Over the past two years, the Cofan have been battling an influx of gold mining operations along the Aguarico river, upstream from Sinangoe, within their territory and the national park. The community had reported these activities and its dire environmental impacts to the Ministry of Environment several times, but these complaints all went ignored, members of the Cofan say.
That's when the community approached Ceibo Alliance, which, in 2017, helped the Cofan create their own bylaw that warns miners and other trespassers to stay out of their territory. For the most part, this move brought the illegal mining to a halt—for a while.
But in 2018, the mining threat resurged, as miners gained legal concessions and stepped up their operations with bigger machinery and more voluminous toxins, such as the cyanide they use to separate gold from sand.

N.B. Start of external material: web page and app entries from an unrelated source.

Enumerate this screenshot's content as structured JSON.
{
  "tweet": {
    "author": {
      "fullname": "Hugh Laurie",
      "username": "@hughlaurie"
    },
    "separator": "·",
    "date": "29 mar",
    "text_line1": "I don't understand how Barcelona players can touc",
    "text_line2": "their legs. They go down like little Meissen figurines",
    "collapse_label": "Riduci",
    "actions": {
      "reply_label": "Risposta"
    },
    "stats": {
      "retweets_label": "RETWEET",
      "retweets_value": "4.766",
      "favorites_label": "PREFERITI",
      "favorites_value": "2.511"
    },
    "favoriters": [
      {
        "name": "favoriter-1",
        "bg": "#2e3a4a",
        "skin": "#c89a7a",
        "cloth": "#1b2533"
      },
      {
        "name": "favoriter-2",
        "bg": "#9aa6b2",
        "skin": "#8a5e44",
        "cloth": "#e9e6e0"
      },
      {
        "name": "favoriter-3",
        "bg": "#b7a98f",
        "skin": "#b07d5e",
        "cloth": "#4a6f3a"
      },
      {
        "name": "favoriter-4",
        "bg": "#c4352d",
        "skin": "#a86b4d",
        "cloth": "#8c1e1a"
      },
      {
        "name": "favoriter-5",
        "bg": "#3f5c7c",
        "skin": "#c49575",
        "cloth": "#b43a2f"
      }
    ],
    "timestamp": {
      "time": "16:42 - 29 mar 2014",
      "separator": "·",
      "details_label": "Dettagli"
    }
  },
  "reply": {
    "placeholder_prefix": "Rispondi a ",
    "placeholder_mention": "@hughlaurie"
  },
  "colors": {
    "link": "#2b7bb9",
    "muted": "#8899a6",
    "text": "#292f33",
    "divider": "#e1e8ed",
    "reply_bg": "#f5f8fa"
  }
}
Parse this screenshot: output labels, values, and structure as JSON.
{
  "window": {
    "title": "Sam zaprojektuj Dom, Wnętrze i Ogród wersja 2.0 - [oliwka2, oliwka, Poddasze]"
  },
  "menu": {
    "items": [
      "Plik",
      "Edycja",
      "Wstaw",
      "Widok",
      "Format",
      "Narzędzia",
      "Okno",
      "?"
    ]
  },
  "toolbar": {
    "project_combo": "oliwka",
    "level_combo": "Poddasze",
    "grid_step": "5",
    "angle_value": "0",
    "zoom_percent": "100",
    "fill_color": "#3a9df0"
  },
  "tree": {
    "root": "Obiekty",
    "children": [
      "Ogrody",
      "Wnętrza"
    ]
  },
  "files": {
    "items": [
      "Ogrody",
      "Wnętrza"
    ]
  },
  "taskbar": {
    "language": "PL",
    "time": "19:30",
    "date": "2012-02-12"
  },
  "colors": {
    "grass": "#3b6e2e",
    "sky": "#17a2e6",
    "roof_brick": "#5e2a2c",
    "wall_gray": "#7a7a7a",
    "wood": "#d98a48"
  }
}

These miners received permits from the Ministry of Mining, but never underwent a proper consultation process with the community, which is required by both national and international law, according to the community's lawyers. With the help of Amazon Frontlines and the Ecuadorian Ombudsman, the Cofan decided to sue four government bodies and associations (the Ministry of Mining, the Ministry of Environment, the Mining Regulation and Control Agency, and Ecuador's National Water Secretariat) for allowing the operations to continue, and for not applying sanctions.
Using their new monitoring technology, the Cofan collected enough evidence that these miners had been operating outside their concessions, destroying the riverbank and contaminating the water, to win the case. One regional judge initially ruled in favor of the community, saying that the government had violated their rights as well as the rights of nature. A provincial tribunal, from the province of Succumbios, extended that ruling on appeal and ordered that 52 mining concessions along the Aguarico river be canceled.
"On the legal side, it's so useful to have maps" and to work with GPS technology, Mainville says, adding it empowers communities to collect concrete information that can't be distorted or dismissed. "You can't really corrupt GPS," he says.
Today, the guardia continues to monitor their territory and make sure the courts' recent rulings are observed, but the Cofan remain equally focused on the mapping.
"Today, we feel stronger and more powerful and able to say that the Cofan are warriors. We won the trial. We beat the government," Lucitante says. "We're going to keep going."